Task requirements :: Please retype the listing below without a single change.

--- Entries supplied ---

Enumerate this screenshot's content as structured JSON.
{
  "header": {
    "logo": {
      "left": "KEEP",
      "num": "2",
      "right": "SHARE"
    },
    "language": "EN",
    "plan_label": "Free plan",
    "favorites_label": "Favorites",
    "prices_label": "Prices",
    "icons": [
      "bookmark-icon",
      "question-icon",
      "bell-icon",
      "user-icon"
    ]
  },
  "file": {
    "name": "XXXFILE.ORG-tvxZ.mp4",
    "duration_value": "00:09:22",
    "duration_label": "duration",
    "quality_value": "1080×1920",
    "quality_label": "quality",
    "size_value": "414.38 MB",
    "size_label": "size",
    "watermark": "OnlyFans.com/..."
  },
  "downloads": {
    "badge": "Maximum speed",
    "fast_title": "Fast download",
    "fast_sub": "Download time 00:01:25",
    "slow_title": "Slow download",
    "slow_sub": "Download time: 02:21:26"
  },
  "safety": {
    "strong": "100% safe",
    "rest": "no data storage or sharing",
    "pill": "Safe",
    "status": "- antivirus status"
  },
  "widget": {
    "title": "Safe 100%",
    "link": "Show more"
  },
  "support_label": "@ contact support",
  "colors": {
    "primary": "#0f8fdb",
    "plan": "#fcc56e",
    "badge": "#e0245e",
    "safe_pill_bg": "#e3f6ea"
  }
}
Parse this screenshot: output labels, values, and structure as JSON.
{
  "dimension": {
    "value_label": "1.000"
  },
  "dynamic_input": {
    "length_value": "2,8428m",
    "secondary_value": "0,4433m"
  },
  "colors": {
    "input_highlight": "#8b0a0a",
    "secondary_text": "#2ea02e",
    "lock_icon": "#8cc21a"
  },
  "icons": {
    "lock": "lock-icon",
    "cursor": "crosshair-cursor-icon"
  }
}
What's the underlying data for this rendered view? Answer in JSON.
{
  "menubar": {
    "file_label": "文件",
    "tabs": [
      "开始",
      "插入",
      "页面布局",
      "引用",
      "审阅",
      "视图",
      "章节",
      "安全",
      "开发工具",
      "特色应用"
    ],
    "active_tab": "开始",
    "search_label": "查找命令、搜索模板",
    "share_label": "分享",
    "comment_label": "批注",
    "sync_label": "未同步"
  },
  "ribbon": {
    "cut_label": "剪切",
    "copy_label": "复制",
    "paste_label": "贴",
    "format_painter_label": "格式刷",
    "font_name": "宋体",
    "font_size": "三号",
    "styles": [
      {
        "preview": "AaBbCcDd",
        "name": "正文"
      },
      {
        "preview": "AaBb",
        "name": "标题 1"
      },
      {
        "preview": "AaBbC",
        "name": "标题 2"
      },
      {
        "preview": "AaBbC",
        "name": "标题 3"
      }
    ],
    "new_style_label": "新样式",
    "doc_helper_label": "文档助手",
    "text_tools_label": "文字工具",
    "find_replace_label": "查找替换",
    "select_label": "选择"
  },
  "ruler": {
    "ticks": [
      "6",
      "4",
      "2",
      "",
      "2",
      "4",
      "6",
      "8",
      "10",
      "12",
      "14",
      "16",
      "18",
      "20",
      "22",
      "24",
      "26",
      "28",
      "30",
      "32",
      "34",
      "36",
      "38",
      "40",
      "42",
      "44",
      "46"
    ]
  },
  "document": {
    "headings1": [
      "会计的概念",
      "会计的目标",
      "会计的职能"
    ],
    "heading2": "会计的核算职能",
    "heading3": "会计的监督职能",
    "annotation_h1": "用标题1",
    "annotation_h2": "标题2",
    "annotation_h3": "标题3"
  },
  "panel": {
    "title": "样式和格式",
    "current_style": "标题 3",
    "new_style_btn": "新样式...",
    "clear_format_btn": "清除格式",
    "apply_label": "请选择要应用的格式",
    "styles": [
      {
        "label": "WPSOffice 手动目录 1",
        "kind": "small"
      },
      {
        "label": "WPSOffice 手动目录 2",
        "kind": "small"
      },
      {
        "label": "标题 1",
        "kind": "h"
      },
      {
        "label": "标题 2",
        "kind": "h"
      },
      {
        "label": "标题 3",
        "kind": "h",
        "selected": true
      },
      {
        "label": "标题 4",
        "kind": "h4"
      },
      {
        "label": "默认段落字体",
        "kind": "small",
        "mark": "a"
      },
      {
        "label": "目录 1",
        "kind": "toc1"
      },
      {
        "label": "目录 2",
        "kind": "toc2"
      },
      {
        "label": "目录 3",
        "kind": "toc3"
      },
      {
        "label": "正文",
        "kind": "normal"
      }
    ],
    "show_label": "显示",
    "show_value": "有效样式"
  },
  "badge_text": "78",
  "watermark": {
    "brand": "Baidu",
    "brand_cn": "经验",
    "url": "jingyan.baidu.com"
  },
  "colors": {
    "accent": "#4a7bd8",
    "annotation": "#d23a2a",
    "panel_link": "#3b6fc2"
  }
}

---

Solved exercise ::
Enumerate this screenshot's content as structured JSON.
{
  "header": {
    "logo": {
      "left": "KEEP",
      "num": "2",
      "right": "SHARE"
    },
    "language": "EN",
    "plan_label": "Free plan",
    "favorites_label": "Favorites",
    "prices_label": "Prices",
    "icons": [
      "bookmark-icon",
      "question-icon",
      "bell-icon",
      "user-icon"
    ]
  },
  "file": {
    "name": "XXXFILE.ORG-tvxZ.mp4",
    "duration_value": "00:09:22",
    "duration_label": "duration",
    "quality_value": "1080×1920",
    "quality_label": "quality",
    "size_value": "414.38 MB",
    "size_label": "size",
    "watermark": "OnlyFans.com/..."
  },
  "downloads": {
    "badge": "Maximum speed",
    "fast_title": "Fast download",
    "fast_sub": "Download time 00:01:25",
    "slow_title": "Slow download",
    "slow_sub": "Download time: 02:21:26"
  },
  "safety": {
    "strong": "100% safe",
    "rest": "no data storage or sharing",
    "pill": "Safe",
    "status": "- antivirus status"
  },
  "widget": {
    "title": "Safe 100%",
    "link": "Show more"
  },
  "support_label": "@ contact support",
  "colors": {
    "primary": "#0f8fdb",
    "plan": "#fcc56e",
    "badge": "#e0245e",
    "safe_pill_bg": "#e3f6ea"
  }
}
Parse this screenshot: output labels, values, and structure as JSON.
{
  "dimension": {
    "value_label": "1.000"
  },
  "dynamic_input": {
    "length_value": "2,8428m",
    "secondary_value": "0,4433m"
  },
  "colors": {
    "input_highlight": "#8b0a0a",
    "secondary_text": "#2ea02e",
    "lock_icon": "#8cc21a"
  },
  "icons": {
    "lock": "lock-icon",
    "cursor": "crosshair-cursor-icon"
  }
}
What's the underlying data for this rendered view? Answer in JSON.
{
  "menubar": {
    "file_label": "文件",
    "tabs": [
      "开始",
      "插入",
      "页面布局",
      "引用",
      "审阅",
      "视图",
      "章节",
      "安全",
      "开发工具",
      "特色应用"
    ],
    "active_tab": "开始",
    "search_label": "查找命令、搜索模板",
    "share_label": "分享",
    "comment_label": "批注",
    "sync_label": "未同步"
  },
  "ribbon": {
    "cut_label": "剪切",
    "copy_label": "复制",
    "paste_label": "贴",
    "format_painter_label": "格式刷",
    "font_name": "宋体",
    "font_size": "三号",
    "styles": [
      {
        "preview": "AaBbCcDd",
        "name": "正文"
      },
      {
        "preview": "AaBb",
        "name": "标题 1"
      },
      {
        "preview": "AaBbC",
        "name": "标题 2"
      },
      {
        "preview": "AaBbC",
        "name": "标题 3"
      }
    ],
    "new_style_label": "新样式",
    "doc_helper_label": "文档助手",
    "text_tools_label": "文字工具",
    "find_replace_label": "查找替换",
    "select_label": "选择"
  },
  "ruler": {
    "ticks": [
      "6",
      "4",
      "2",
      "",
      "2",
      "4",
      "6",
      "8",
      "10",
      "12",
      "14",
      "16",
      "18",
      "20",
      "22",
      "24",
      "26",
      "28",
      "30",
      "32",
      "34",
      "36",
      "38",
      "40",
      "42",
      "44",
      "46"
    ]
  },
  "document": {
    "headings1": [
      "会计的概念",
      "会计的目标",
      "会计的职能"
    ],
    "heading2": "会计的核算职能",
    "heading3": "会计的监督职能",
    "annotation_h1": "用标题1",
    "annotation_h2": "标题2",
    "annotation_h3": "标题3"
  },
  "panel": {
    "title": "样式和格式",
    "current_style": "标题 3",
    "new_style_btn": "新样式...",
    "clear_format_btn": "清除格式",
    "apply_label": "请选择要应用的格式",
    "styles": [
      {
        "label": "WPSOffice 手动目录 1",
        "kind": "small"
      },
      {
        "label": "WPSOffice 手动目录 2",
        "kind": "small"
      },
      {
        "label": "标题 1",
        "kind": "h"
      },
      {
        "label": "标题 2",
        "kind": "h"
      },
      {
        "label": "标题 3",
        "kind": "h",
        "selected": true
      },
      {
        "label": "标题 4",
        "kind": "h4"
      },
      {
        "label": "默认段落字体",
        "kind": "small",
        "mark": "a"
      },
      {
        "label": "目录 1",
        "kind": "toc1"
      },
      {
        "label": "目录 2",
        "kind": "toc2"
      },
      {
        "label": "目录 3",
        "kind": "toc3"
      },
      {
        "label": "正文",
        "kind": "normal"
      }
    ],
    "show_label": "显示",
    "show_value": "有效样式"
  },
  "badge_text": "78",
  "watermark": {
    "brand": "Baidu",
    "brand_cn": "经验",
    "url": "jingyan.baidu.com"
  },
  "colors": {
    "accent": "#4a7bd8",
    "annotation": "#d23a2a",
    "panel_link": "#3b6fc2"
  }
}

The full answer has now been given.